> Directions for this task
Copy out the data that comes next, character for character, and leave the images aside.

Raw data Start Marker

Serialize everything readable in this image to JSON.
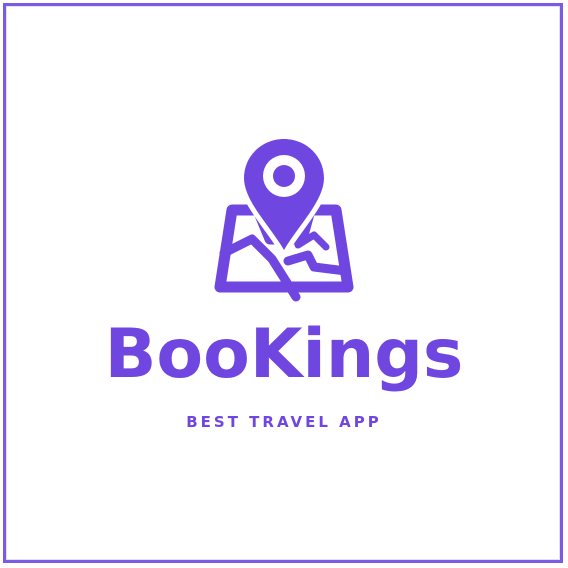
{
  "logo": {
    "icon": "map-location-pin-icon",
    "brand_name": "BooKings",
    "tagline": "BEST TRAVEL APP"
  },
  "colors": {
    "brand": "#6f47e0",
    "frame_border": "#7b5be6",
    "background": "#ffffff"
  }
}
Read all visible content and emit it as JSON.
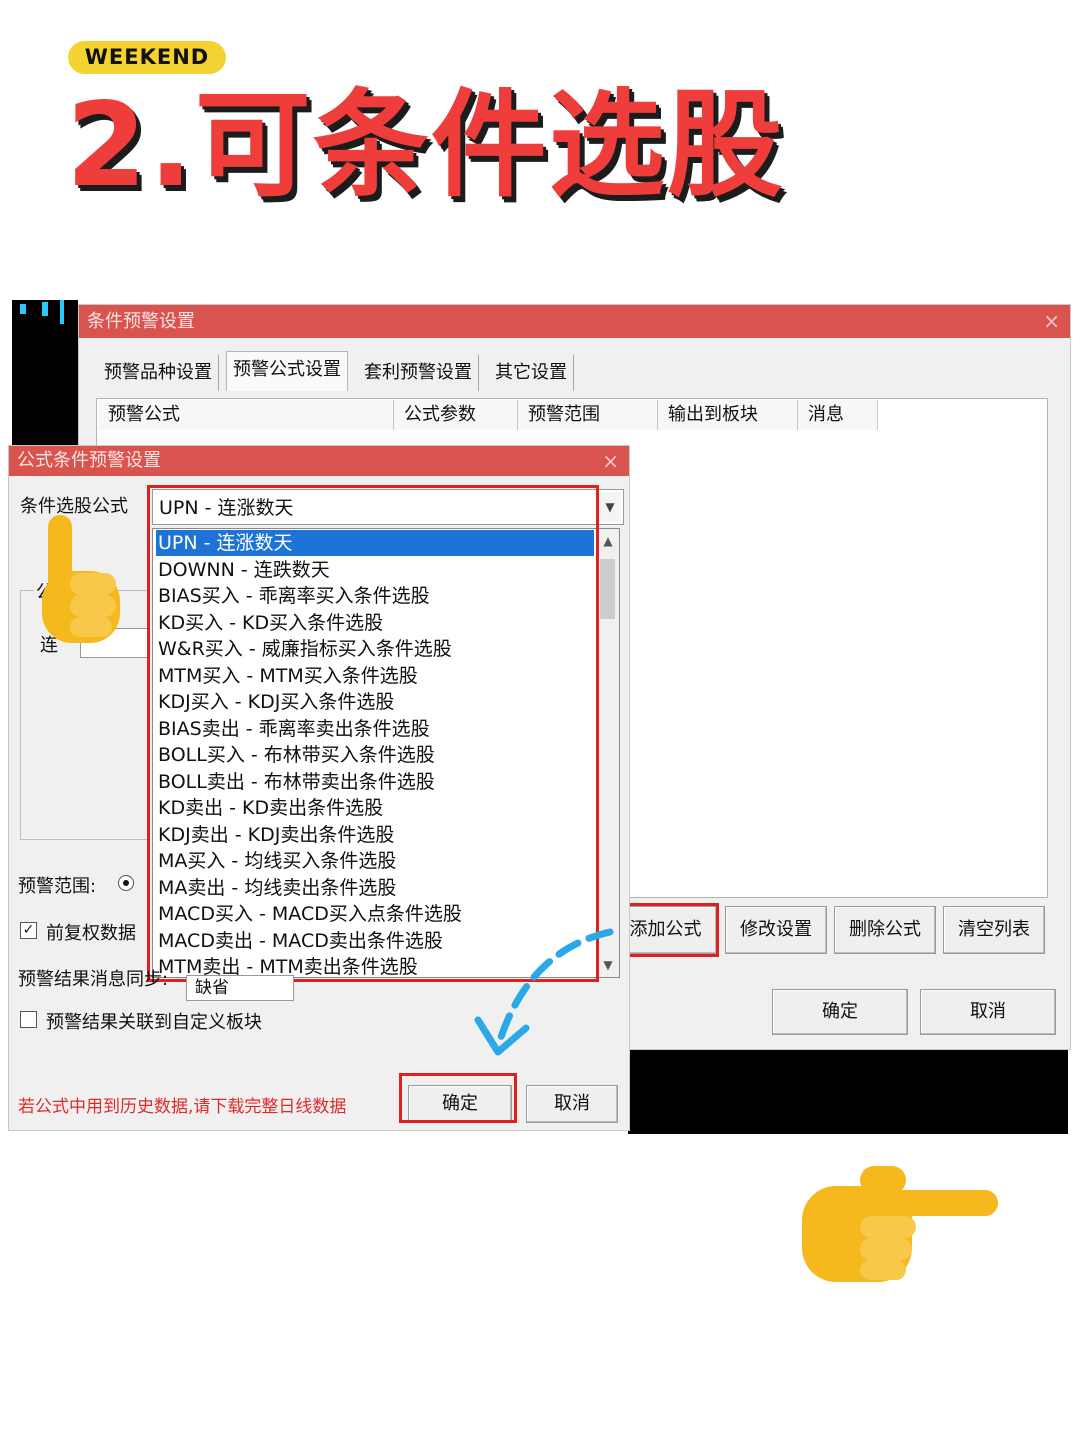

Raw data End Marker

> Exercise answer
Serialize everything readable in this image to JSON.
{
  "logo": {
    "icon": "map-location-pin-icon",
    "brand_name": "BooKings",
    "tagline": "BEST TRAVEL APP"
  },
  "colors": {
    "brand": "#6f47e0",
    "frame_border": "#7b5be6",
    "background": "#ffffff"
  }
}
Read all visible content and emit it as JSON.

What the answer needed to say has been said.